Phyllis Schlafly, the longtime anti-feminist activist and recent Donald Trump supporter, has died at the age of 92.
Here’s what the positive spin on her obituary looks like, according to the Eagle Forum, the group she founded in 1975:
An iconic American leader whose love for America was surpassed only by her love of God and her family, Phyllis Schlafly, an indomitable pro-family grassroots advocate and organizer, was 92 years old.
… Phyllis Schlafly spent an astounding 70 years in public service of her fellow Americans. Her focus from her earliest days until her final ones was protecting the family, which she understood as the building block of life. She recognized America as the greatest political embodiment of those values. From military superiority and defense to immigration and trade; from unborn life to the nuclear family and parenthood, Phyllis Schlafly was a courageous and articulate voice for common sense and traditional values.
What that biography doesn’t tell you is how much society proudly rejected her vision of the country and how much better off we are because of it.
She didn’t just oppose feminism; she opposed the Equal Rights Amendment.
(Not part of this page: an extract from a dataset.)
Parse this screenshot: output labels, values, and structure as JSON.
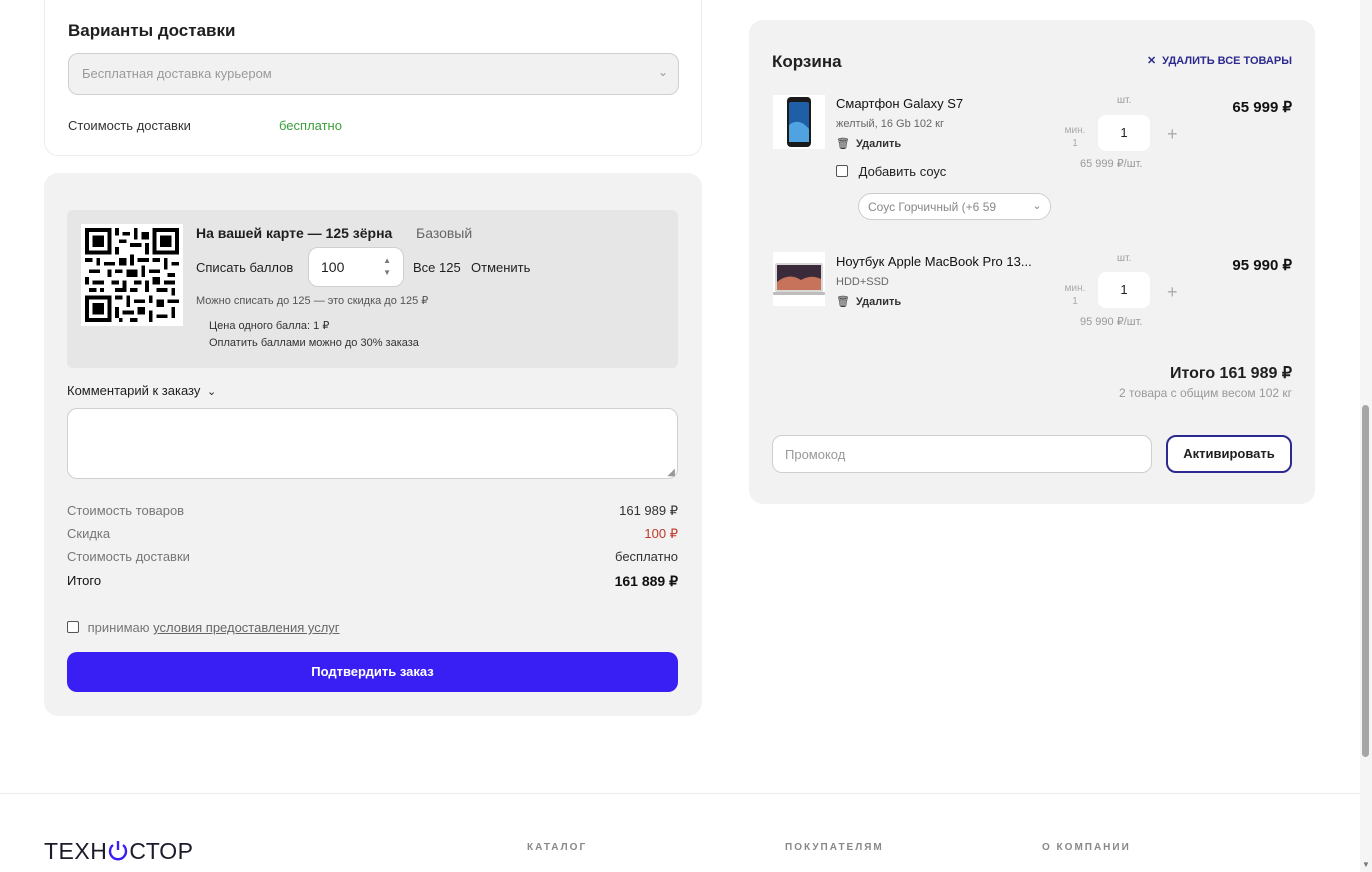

But politicians today — certainly on the Democratic side — are expected to support gender equality, equal pay for equal work, and women’s rights.
She said we don’t need a female President because “Our greatest presidents have all been men… and they’ve been very good for our country.” But we’re closer to that goal than ever before.
She denied the existence of sexual assault within a marriage, saying, “By getting married, the woman has consented to sex, and I don’t think you can call it rape.” It’s safe to say the courts don’t feel the same way.
She claimed that teaching evolution in school was a problem because “childhood joy and ambition can turn into depression as children learn to reject that they were created in the image of God.” Thankfully, evolution is expected to be taught at public schools everywhere. It’s only a story now when it’s not.
She rejected the acceptance of homosexuality, civil unions, and gay marriage, saying about gay people in 2010, “The problem is they are trying to make us respect them, and that’s an interference with what we believe.” While respect may take time, the conservative movement has lost this battle. Those who share Schlafly’s views on this matter will have a difficult time getting into or remaining in public office from here on out.
This list could go on for a while. The point is: History will show she was on the wrong sides of several important issues. She spent her life defending positions that society has overwhelmingly rejected in favor of tolerance, inclusion, and kindness. She was alive long enough to see the legalization of marriage equality and the rise of a strong feminist movement that continues to this day. She saw her own organization, Eagle Forum, basically break down in her dying days due to infighting between family members.
Yes, she had temporary success, but it didn’t last. Or at least it won’t last. She fought to hold people back rather than uplift them. She put her faith ahead of human decency. And while she’ll be remembered as a conservative icon for a long time, most people aren’t going to celebrate her legacy. She’ll be remembered for who she hated, not who she helped.
It’s just too bad she won’t be around to see the first female President sworn into office.
I don’t take joy in the death of people I strongly disagree with. After all, there are a lot of family members in mourning today and it’s easy to forget that she had a personal life that may have been admirable in a way her public life was not. But if there’s anything positive we can take from her life, it’s that Schlafly dedicated herself to causes she strongly believed in and had significant impact along the way. Aren’t we all hoping to do the same thing?
Let’s just be grateful that many of the dreams she had will never be achieved.
I’m reminded of what Westboro Baptist Church founder Fred Phelps‘ estranged son said after his death:
I will mourn his passing, not for the man he was, but for the man he could have been… I ask this of everyone — let his death mean something. Let every mention of his name and of his church be a constant reminder of the tremendous good we are all capable of doing in our communities.
To paraphrase a famous saying, live your life so that Phyllis Schlafly would have called you a threat to our country.
(Screenshot via YouTube)